This issue came up during a meeting with a consultant surgeon recently regarding the relationship between benefits and fees. More specifically how fees are accounted for against a benefits package and the possible creation of a shortfall.
Consider the total benefits payable under a patient’s insurance policy. For example, the benefits payable may be £100. Obviously, it could be considerably more as will the possible fees mentioned below.
To continue, however, against such a benefits package fees are deducted as follows:
The patient attends for an initial consultation at a cost of £20. Therefore the £20 is paid out and the total benefits figure reduces to £80. Subsequently, the patient requires a surgical episode at a cost of £50. This too is paid out and the benefits accumulator, therefore, reduces to £30. But of course, the hospital tenders their account (say £20) as does the gasman (£15). The benefits accumulator, therefore, further reduces to ZERO. Thus the benefits package is equal to the fees charged.
If the initial consultation fee is £21, the surgical episode fee £51, the hospital account £21 and the gasman’s account £16 then the total fees total = £109 against a total available benefit package of £100.

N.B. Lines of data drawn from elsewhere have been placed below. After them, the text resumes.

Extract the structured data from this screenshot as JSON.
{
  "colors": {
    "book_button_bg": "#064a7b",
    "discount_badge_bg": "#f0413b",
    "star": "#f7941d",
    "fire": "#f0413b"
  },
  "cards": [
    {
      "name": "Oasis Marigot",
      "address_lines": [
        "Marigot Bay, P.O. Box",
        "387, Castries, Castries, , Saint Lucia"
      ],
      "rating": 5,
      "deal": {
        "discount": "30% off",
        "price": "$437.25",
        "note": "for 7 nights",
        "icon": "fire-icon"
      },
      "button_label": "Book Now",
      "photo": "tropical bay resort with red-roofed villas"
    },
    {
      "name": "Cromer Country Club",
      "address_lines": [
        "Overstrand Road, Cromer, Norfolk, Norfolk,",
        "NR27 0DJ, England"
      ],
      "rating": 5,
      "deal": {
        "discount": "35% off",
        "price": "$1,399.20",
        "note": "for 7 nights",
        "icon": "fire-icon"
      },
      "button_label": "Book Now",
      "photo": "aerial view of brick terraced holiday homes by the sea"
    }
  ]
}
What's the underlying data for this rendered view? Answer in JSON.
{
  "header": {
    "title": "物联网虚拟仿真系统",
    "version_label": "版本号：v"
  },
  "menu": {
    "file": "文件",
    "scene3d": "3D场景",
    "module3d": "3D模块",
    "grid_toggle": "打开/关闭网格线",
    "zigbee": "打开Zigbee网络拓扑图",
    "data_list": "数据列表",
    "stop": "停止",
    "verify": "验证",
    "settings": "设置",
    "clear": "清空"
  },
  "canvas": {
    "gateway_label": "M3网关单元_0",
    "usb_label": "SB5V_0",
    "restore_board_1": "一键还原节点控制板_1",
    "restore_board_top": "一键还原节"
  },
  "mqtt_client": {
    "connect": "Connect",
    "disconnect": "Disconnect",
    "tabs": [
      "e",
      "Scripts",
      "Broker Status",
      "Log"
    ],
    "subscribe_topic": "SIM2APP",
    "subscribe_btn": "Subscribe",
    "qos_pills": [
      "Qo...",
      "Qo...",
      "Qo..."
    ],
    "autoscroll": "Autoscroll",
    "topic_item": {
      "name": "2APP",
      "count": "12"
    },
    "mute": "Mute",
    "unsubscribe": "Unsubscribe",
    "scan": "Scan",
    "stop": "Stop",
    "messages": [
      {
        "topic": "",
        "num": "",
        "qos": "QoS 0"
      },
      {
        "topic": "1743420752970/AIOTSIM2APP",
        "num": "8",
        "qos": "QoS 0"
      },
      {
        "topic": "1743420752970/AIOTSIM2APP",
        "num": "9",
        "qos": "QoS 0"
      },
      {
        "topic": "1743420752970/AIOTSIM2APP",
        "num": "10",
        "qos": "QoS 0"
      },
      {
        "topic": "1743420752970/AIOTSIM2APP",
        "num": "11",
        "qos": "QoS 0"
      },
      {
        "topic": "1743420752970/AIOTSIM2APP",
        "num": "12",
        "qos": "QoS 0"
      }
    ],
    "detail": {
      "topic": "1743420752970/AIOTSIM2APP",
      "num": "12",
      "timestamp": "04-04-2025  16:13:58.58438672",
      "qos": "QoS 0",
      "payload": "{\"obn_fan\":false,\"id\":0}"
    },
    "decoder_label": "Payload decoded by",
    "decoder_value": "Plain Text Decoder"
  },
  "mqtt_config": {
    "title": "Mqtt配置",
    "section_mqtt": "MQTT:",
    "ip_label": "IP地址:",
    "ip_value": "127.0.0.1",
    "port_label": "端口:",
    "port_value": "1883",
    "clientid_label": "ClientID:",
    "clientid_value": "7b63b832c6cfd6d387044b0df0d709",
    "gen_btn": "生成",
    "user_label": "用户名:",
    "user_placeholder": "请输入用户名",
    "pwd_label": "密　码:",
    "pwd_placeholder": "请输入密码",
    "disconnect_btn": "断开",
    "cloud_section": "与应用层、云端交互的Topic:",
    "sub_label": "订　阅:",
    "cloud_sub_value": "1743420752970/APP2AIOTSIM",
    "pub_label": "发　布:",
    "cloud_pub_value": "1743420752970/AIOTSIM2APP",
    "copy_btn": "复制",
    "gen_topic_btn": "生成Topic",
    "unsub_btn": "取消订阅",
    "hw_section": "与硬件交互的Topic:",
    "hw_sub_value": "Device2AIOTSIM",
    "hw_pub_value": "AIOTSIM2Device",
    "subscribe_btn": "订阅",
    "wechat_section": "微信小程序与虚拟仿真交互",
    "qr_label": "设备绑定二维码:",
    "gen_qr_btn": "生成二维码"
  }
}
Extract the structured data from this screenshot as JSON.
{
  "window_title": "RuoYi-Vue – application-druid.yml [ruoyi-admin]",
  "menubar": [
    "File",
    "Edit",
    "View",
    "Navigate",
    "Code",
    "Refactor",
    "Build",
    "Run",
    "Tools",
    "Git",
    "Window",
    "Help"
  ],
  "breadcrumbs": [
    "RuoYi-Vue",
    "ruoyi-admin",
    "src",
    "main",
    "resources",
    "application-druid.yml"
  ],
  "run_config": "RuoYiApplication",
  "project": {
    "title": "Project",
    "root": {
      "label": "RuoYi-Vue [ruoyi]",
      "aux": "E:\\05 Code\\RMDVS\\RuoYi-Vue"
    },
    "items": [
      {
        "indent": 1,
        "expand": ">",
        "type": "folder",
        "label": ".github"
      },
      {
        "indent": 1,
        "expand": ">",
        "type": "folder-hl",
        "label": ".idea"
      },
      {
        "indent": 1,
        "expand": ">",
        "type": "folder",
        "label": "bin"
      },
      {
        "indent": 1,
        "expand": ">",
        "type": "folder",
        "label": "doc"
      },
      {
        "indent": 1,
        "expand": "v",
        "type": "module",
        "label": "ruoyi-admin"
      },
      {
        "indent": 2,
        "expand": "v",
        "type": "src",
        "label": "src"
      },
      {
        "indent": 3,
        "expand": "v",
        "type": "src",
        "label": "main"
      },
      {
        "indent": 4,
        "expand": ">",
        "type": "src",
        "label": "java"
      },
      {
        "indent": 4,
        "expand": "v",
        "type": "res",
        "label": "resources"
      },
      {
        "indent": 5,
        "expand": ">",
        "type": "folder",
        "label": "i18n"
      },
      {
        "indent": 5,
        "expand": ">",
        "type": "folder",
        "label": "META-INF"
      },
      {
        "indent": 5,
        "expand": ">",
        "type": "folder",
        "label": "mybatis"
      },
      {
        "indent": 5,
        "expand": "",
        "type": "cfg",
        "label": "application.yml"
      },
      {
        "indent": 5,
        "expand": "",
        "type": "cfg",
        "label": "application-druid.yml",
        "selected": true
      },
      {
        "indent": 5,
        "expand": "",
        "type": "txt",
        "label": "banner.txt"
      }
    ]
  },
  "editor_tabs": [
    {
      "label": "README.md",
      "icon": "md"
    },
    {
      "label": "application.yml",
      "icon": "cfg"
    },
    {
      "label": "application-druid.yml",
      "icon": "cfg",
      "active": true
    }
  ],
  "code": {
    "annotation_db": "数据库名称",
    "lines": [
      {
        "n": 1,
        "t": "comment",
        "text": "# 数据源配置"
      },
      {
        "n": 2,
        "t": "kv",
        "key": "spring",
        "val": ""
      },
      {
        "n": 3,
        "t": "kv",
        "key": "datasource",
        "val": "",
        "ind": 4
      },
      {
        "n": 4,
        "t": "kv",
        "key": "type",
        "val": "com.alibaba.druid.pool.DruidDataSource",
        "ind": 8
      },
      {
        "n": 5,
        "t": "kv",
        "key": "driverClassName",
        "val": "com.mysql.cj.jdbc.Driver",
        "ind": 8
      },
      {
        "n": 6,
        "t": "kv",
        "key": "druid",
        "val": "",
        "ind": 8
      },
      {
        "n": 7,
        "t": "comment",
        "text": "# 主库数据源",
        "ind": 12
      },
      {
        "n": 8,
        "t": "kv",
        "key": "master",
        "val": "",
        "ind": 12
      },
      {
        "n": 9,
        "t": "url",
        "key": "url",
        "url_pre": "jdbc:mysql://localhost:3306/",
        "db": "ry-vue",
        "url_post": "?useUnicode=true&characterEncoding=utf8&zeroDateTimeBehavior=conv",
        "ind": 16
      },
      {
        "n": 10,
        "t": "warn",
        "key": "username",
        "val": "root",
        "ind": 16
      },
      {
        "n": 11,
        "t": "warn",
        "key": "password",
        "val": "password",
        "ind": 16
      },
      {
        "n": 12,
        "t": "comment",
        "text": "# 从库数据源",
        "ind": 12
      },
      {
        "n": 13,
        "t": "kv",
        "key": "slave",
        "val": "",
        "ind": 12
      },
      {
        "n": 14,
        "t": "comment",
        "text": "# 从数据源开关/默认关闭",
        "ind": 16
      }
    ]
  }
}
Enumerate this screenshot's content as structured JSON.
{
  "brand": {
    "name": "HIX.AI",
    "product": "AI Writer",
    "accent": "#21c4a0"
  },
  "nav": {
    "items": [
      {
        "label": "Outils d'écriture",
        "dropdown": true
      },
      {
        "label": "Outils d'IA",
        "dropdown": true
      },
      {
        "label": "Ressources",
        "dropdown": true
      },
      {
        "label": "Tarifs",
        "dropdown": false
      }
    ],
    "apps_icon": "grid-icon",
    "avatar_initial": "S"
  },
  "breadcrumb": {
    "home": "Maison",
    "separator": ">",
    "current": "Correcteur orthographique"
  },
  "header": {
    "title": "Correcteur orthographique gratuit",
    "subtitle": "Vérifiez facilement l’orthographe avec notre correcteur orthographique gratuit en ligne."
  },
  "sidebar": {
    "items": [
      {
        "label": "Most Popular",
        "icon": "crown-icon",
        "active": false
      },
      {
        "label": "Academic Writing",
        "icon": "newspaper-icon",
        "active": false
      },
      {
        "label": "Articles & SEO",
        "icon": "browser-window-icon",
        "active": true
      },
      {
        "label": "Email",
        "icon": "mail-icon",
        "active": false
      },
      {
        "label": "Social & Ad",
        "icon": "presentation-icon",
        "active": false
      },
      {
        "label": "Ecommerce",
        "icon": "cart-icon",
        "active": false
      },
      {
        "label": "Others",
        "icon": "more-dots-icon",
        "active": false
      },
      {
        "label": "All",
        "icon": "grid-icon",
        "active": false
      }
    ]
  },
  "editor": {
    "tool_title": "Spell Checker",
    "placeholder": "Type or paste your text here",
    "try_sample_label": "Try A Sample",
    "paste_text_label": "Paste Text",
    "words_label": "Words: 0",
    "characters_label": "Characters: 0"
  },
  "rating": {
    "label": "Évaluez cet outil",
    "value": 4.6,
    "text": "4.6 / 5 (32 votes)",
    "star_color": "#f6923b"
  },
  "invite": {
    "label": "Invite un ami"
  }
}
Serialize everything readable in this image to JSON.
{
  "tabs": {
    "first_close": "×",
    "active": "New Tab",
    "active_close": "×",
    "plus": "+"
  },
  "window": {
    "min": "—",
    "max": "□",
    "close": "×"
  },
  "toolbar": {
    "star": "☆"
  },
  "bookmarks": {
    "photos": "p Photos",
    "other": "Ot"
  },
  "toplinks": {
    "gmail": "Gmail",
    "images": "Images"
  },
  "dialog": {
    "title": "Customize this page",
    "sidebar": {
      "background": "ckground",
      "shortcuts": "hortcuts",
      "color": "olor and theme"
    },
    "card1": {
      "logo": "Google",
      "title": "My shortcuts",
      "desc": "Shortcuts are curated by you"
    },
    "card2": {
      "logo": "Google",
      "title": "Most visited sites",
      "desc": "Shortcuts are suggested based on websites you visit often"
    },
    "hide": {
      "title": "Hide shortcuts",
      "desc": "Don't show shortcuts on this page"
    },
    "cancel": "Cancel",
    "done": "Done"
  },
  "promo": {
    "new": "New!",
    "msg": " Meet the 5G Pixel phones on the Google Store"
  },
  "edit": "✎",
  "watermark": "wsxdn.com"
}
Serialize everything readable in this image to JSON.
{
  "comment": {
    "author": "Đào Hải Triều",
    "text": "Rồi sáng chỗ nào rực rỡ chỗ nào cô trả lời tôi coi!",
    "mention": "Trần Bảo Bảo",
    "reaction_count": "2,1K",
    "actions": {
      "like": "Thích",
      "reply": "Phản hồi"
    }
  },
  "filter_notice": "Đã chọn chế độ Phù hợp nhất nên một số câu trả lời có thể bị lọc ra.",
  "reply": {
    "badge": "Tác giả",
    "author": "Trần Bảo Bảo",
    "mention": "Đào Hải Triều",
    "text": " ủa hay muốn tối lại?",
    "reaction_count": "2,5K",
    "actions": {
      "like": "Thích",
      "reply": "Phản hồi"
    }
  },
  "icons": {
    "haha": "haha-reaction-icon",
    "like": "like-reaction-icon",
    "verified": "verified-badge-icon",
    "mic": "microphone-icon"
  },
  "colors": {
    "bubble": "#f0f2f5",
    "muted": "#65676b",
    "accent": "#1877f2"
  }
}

Thus, if when the fees are calculated against the benefits accumulator they exceed the total available a shortfall will be created.